UK elections, 2015: Futile Election Predictions, Part 1

So, as is semi-legally required for anyone pondering politics in the UK this year, I’m gonna try figuring out an election forecast. Of course, the difficult in the UK is that, unlike the USA, there are far more than 50 considerations on the table. Even Nate Silver couldn’t pull off an accurate forecast in 2010; the word “futile” is in the title for very, very good reasons. And so:


One of the interesting things about the status quo is the reveal that the Conservatives aren’t quite as concentrated as they initially seem. For sure, they dominate the South East – but right now, they also have East Anglia and Essex sewn up, are dominant in the South West, and have an advantage in the Midlands. Even in the rural North West and London, the Conservatives have a competitive number of seats – but this may change.


Northern Ireland: the easiest one of all, given the lack of the three main parties. UKIP stands in Northern Ireland, but there are few signs of a breakthrough – and so the 18 seats can be put aside as their own category.

Wales: there may yet be a breakthrough for Plaid Cymru, but an SNP-style resurgence seems unlikely. Labour’s dominance should continue, and the Lib Dems might disappear, leaving LAB 30, CON 7, PC 3, or thereabouts.

Scotland: the press talks up the SNP surge, but I’ve seen this before – the Lib Dem revolution was about to sweep all before it in 2010. That’s not to say the SNP won’t make huge gains, but talk of a Labour wipeout seems unrealistic, to say the least. The Lib Dems, however? Another area where utter carnage can be expected – they were polling in the mid-single figures in Scotland long before anywhere else. Overall, I’d guess at SNP 25, LAB 31, IND 1, LD 1, CON 1.

North East: with just 29 seats, and most of them already Labour, the North East simply won’t be that important in the forthcoming election. Nonetheless, there are a couple of Lib Dem seats to target – and at least one should disappear, if Labour has any campaigning ability. LAB 26, CON 2, LD 1

North West:┬áLabour already dominate the North West, but as noted above, it’s a rural/urban split. Half a dozen Lib Dem seats will mostly go towards Labour – and some of the old Labour seats will prove “complacent” instead of “safe”; LAB 50, CON 20, LD 2, UKIP 3

Yorkshire: Respect may well lose their single seat in Yorkshire, but in the new climate, who knows? The temptation to assume reversion to the mean is probably a false one. The Lib Dems are again likely to face trouble, although I reckon Sheffield Hallam will just about stand. There’s no evidence, thus far, of Labour losing out in Rotherham. LAB 35, CON 18, LD 1.

West Midlands: the first of the real battlegrounds, when working north-to-south, between Labour and Conservative. I’m betting on Conservative losses, but less than might be hoped for.
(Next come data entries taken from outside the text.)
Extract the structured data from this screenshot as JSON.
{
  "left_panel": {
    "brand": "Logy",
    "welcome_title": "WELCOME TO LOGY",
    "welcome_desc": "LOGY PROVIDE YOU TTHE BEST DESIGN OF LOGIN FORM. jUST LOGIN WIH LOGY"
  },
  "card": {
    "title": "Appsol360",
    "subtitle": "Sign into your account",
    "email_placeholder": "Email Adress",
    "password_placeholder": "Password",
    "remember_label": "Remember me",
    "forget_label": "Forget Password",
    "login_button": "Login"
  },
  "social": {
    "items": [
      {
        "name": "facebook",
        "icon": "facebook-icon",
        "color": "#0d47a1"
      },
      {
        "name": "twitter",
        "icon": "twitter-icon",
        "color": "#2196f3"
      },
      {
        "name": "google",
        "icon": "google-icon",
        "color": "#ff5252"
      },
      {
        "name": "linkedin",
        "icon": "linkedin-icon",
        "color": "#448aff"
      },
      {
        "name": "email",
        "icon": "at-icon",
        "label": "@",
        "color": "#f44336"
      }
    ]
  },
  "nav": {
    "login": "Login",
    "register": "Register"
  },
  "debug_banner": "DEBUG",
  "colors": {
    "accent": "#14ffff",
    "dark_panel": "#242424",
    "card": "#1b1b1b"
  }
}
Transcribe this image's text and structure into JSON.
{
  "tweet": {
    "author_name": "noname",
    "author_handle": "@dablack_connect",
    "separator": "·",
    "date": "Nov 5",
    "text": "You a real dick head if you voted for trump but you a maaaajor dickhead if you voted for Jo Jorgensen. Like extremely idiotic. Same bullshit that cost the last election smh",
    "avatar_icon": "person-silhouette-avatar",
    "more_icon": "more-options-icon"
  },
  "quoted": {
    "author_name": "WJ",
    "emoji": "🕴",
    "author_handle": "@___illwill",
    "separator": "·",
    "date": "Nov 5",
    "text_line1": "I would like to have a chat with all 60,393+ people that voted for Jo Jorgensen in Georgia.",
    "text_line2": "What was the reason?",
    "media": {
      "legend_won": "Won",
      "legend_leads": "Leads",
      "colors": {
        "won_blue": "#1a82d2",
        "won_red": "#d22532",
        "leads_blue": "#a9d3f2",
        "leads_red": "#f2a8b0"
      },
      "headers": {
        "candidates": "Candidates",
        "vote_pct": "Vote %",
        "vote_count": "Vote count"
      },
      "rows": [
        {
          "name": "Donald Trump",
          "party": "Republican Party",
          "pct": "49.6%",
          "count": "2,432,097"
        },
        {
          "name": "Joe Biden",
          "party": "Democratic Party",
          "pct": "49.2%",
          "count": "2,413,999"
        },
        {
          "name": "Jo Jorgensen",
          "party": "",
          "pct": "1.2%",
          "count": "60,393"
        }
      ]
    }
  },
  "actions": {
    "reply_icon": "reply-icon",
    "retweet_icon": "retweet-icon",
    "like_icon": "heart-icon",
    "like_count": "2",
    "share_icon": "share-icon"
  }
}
LAB 28, CON 31, LD 1.

East Midlands: Lincoln may swing towards Labour, but Grimsby will counterbalance it. More importantly, however – the East Midlands is now UKIP country, and the gains should happen, if they happen, here. CON 25, LAB 16, UKIP 5.

East: more UKIP country, although gains are likely to remain small under first-past-the-post. CON 47, LAB 4, UKIP 4, LD 2.

South West: the Lib Dems hold up better in the south, although Conservative campaigning will push this very, very hard indeed – they do, after all, have far more money and even the Tories’ emaciated grassroots organisation is more numerous. Even so, the Lib Dems should hold on – CON 37, LD 13, LAB 5.

South East: for all the talk of multi-party politics, the South East dabbled in it first, with the Greens and now UKIP having seats here. If the situation splinters further, it may be from the South East too – bad news for the Conservatives, but not an unalloyed good for Labour. Across 84 seats(!) I’d say CON 65, LAB 12, LD 3, UKIP 1 and GRN 3.

London: London is, increasingly, a Labour city, as the EU elections last year showed. On the same day, however, Labour also gained Councils and seats in some very unexpected places. I expect Labour will be strong in London – which will only fuel UKIP accusations of metropolitan elitism elsewhere. LAB 44, CON 26, LD 1, GRN 2.

So the end result of all this speculation is LAB 290, CON 270, LD 26, SNP 25, UKIP 10, GRN 5, OTHER 25. Which, gosh, sounds realistic, but once again means nothing. If true, it puts both parties in the shitter – the Conservatives can cobble together the Lib Dems and UKIP in a sure-to-collapse coalition for 306 seats, i.e. what they have on their own now; Labour can add the Lib Dems, the SNP and the Greens for around 345 seats, or a majority of 40 (30 without the Greens); this would be workable, but on a certain level, even more compromised.

So talk of a Labour-Conservative coalition is not, in this context, completely insane; talk of the two recent referendum issues (the voting system and Scottish independence) returning with a vengeance is very realistic in this scenario, and talk of repealing the stupid-ass Fixed Term Parliaments Act would be the most sensible thing that could emerge.